when I say "biking through the dunes" I should clarify that there is a paved biking path. 
I won't lie to you, internet. Everybody says stuff about how the seventh year of marriage is a tough one.  I was determined that we would move through the supposed "7 year itch" unscathed because we are awesome. And so I learned that what I really need is to stop being determined about stuff like that because I think it just makes the inevitable stuff worse. Not us I think loftily to myself, like I've never heard of foreshadowing.  All to say that the good old ups and downs of married life have been a little down-i-er in the past few months than this candy-loving duo is used to. Some sort of transition has been going on. We don't have any of the same atoms we had when we got married, or something pseudo-science-y like that and its been messing with our mojo.

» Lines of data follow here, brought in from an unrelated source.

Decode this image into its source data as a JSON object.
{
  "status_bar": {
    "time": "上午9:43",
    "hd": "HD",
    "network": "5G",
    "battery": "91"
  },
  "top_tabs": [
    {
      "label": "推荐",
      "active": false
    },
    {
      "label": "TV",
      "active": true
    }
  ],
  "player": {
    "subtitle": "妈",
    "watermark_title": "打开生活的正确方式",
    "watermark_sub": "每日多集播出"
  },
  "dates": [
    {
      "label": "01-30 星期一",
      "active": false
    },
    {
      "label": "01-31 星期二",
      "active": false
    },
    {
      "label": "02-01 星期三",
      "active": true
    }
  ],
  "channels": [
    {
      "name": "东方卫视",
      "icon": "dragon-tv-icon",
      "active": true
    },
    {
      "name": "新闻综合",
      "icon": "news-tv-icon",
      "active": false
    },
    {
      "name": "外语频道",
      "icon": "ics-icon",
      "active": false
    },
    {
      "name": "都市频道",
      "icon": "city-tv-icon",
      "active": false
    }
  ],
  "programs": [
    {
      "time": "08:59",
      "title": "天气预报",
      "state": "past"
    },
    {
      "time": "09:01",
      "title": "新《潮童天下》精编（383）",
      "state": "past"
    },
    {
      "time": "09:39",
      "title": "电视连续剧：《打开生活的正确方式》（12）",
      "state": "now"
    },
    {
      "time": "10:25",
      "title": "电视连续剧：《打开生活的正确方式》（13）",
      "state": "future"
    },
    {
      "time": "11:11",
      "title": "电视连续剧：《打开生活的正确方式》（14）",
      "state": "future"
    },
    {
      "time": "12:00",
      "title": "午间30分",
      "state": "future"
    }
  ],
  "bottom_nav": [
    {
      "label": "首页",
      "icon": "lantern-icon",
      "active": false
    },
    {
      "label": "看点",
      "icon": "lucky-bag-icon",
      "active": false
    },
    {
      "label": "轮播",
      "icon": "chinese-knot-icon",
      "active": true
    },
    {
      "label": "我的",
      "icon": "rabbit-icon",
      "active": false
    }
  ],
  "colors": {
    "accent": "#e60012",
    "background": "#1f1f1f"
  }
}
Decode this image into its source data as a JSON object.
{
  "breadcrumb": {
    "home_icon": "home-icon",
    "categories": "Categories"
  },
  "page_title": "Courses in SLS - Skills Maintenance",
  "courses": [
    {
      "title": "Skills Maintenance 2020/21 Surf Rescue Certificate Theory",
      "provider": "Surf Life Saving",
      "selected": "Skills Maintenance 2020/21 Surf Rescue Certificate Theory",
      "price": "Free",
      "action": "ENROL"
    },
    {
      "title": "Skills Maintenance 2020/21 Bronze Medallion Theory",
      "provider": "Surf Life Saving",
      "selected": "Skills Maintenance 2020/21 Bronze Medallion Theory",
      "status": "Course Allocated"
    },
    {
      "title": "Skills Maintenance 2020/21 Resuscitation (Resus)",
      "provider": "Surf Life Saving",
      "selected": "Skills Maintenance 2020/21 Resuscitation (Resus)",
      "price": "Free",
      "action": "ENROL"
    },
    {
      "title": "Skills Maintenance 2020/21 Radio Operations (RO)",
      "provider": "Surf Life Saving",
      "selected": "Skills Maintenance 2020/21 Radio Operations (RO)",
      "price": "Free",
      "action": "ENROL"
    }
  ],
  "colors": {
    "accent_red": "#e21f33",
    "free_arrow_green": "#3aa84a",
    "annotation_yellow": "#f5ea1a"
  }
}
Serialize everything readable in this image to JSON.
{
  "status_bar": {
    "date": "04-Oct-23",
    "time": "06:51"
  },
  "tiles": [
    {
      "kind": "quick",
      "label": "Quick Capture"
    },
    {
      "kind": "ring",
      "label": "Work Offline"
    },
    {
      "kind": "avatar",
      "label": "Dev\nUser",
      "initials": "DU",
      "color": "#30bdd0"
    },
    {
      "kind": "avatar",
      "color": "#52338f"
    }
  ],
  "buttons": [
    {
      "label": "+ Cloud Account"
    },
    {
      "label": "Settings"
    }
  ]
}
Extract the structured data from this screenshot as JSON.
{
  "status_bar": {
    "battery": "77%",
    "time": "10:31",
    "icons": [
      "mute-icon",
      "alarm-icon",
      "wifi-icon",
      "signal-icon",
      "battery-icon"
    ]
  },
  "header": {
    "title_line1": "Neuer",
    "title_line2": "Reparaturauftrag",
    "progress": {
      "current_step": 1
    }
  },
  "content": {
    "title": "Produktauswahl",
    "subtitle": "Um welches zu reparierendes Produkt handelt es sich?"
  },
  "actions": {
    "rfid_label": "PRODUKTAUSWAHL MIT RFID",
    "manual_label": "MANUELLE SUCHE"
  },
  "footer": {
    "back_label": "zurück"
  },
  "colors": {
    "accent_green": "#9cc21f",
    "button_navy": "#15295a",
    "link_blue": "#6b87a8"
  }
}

To return to my metaphor, it's like we've been standing outside that dingy doom-filled barn in that much beloved children's fantasy novel. We kick and scream and ultimately somebody blindfolds us and throws in to the next part of married life, the part after kids arrive and somebody works nights all the time, the part where we never see each other and when we do one of us is usually too tired to talk, the part where I wonder to myself what seven-years-four-months-ago-just-married-me would have thought if she could see us now and feel sort of sad and dull about that.

But then we take the blindfolds off and look. And defying all expectation it's even bigger, better, and possibly more beautiful in here than it was on the other side of the door. The landscape is the same - silly, comfortable, filled with geeky obsessions and clumsy jokes that no one else would really think are funny and a willingness to embark on ridiculous projects just because I read about it on the internet somewhere. We are still loved by friends and family both as individuals and as a pair. But when we stop and pay attention - a challenge in and of itself - we see that despite everything what we've built is a love that is somehow bigger, better, and more beautiful.  It has expanded to include the two sweet people we've been gifted as daughters, and powers a lot more these days then it ever has before, with less maintenance. It is something worth celebrating.

I knew all this stuff before we went away this weekend. We've been working on getting back in touch with the good stuff for a while. Our weekend was like icing on the cake and, as Andrew would tell you, the icing is my favorite part.